The Conquest of U.S. Inflation in an Estimated DSGE Model with Labor Market Search
This paper estimates a monetary DSGE model with labor market search with Bayesian methods to explain the fall in U.S. inflation in the 1980s and 1990s. After the high inflation of the 1970s, the U.S. have experienced low and stable for two decades. An obvious reason for the fall in inflation is the improved monetary policy: policy mistakes are often indicated as responsible for the run-up of inflation in the 1970s; better policy instead has managed to keep inflation under control later on. The paper aims to investigate if other changes in the structure of the economy, which are typically ignored in the literature, might have simplified the task of monetary policy.

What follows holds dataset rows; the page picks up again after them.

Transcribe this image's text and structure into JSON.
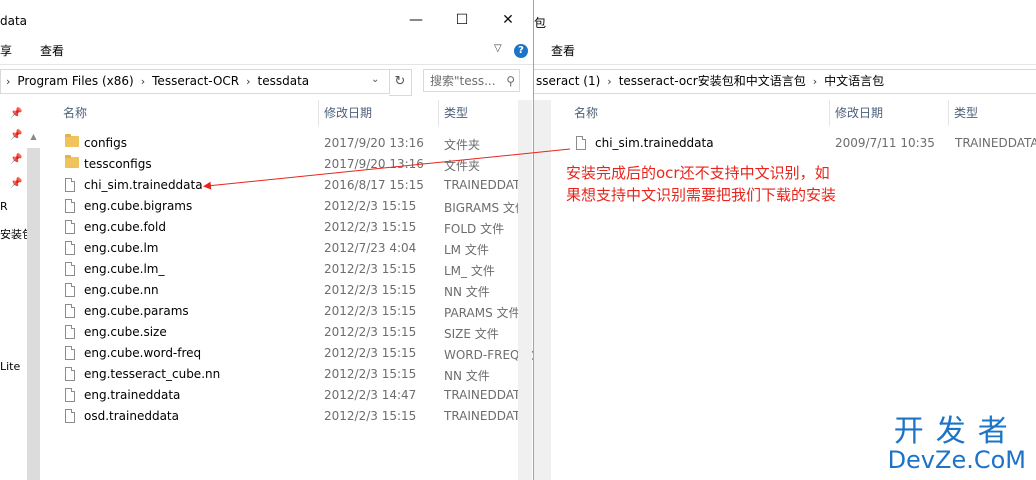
{
  "left": {
    "title": "data",
    "ribbon_tabs": [
      "享",
      "查看"
    ],
    "breadcrumbs": [
      "Program Files (x86)",
      "Tesseract-OCR",
      "tessdata"
    ],
    "search_placeholder": "搜索\"tess...",
    "columns": [
      "名称",
      "修改日期",
      "类型"
    ],
    "nav_texts": [
      "R",
      "安装包",
      "Lite"
    ],
    "files": [
      {
        "name": "configs",
        "date": "2017/9/20 13:16",
        "type": "文件夹",
        "kind": "folder"
      },
      {
        "name": "tessconfigs",
        "date": "2017/9/20 13:16",
        "type": "文件夹",
        "kind": "folder"
      },
      {
        "name": "chi_sim.traineddata",
        "date": "2016/8/17 15:15",
        "type": "TRAINEDDATA",
        "kind": "file"
      },
      {
        "name": "eng.cube.bigrams",
        "date": "2012/2/3 15:15",
        "type": "BIGRAMS 文件",
        "kind": "file"
      },
      {
        "name": "eng.cube.fold",
        "date": "2012/2/3 15:15",
        "type": "FOLD 文件",
        "kind": "file"
      },
      {
        "name": "eng.cube.lm",
        "date": "2012/7/23 4:04",
        "type": "LM 文件",
        "kind": "file"
      },
      {
        "name": "eng.cube.lm_",
        "date": "2012/2/3 15:15",
        "type": "LM_ 文件",
        "kind": "file"
      },
      {
        "name": "eng.cube.nn",
        "date": "2012/2/3 15:15",
        "type": "NN 文件",
        "kind": "file"
      },
      {
        "name": "eng.cube.params",
        "date": "2012/2/3 15:15",
        "type": "PARAMS 文件",
        "kind": "file"
      },
      {
        "name": "eng.cube.size",
        "date": "2012/2/3 15:15",
        "type": "SIZE 文件",
        "kind": "file"
      },
      {
        "name": "eng.cube.word-freq",
        "date": "2012/2/3 15:15",
        "type": "WORD-FREQ 文",
        "kind": "file"
      },
      {
        "name": "eng.tesseract_cube.nn",
        "date": "2012/2/3 15:15",
        "type": "NN 文件",
        "kind": "file"
      },
      {
        "name": "eng.traineddata",
        "date": "2012/2/3 14:47",
        "type": "TRAINEDDATA",
        "kind": "file"
      },
      {
        "name": "osd.traineddata",
        "date": "2012/2/3 15:15",
        "type": "TRAINEDDATA",
        "kind": "file"
      }
    ]
  },
  "right": {
    "title": "包",
    "ribbon_tab": "查看",
    "breadcrumbs": [
      "sseract (1)",
      "tesseract-ocr安装包和中文语言包",
      "中文语言包"
    ],
    "columns": [
      "名称",
      "修改日期",
      "类型"
    ],
    "files": [
      {
        "name": "chi_sim.traineddata",
        "date": "2009/7/11 10:35",
        "type": "TRAINEDDATA",
        "kind": "file"
      }
    ]
  },
  "annotation": {
    "line1": "安装完成后的ocr还不支持中文识别，如",
    "line2": "果想支持中文识别需要把我们下载的安装",
    "color": "#e8251c"
  },
  "watermark": {
    "cn": "开发者",
    "en": "DevZe.CoM",
    "color": "#1c74c8"
  },
  "caption": {
    "minimize": "—",
    "maximize": "☐",
    "close": "✕"
  }
}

In particular, I investigate whether changes in the labor markets over time might have contributed in keeping inflation under control. To this scope, I introduce labor search in a monetary DSGE model with sticky prices. In the estimation, I allow for time-variation in the estimated relative bargaining power between firms and workers. The focus is in studying if a reduced workersâ€™ bargaining power in the 1980s-1990s, by stabilizing wages, might have importantly worked to contain inflation.
To our knowledge, this item is not available for
download. To find whether it is available, there are three
1. Check below under "Related research" whether another version of this item is available online.
2. Check on the provider's web page whether it is in fact available.
3. Perform a search for a similarly titled item that would be available.
When requesting a correction, please mention this item's handle: RePEc:sce:scecfa:332. See general information about how to correct material in RePEc.
For technical questions regarding this item, or to correct its authors, title, abstract, bibliographic or download information, contact: (Christopher F. Baum)
If references are entirely missing, you can add them using this form.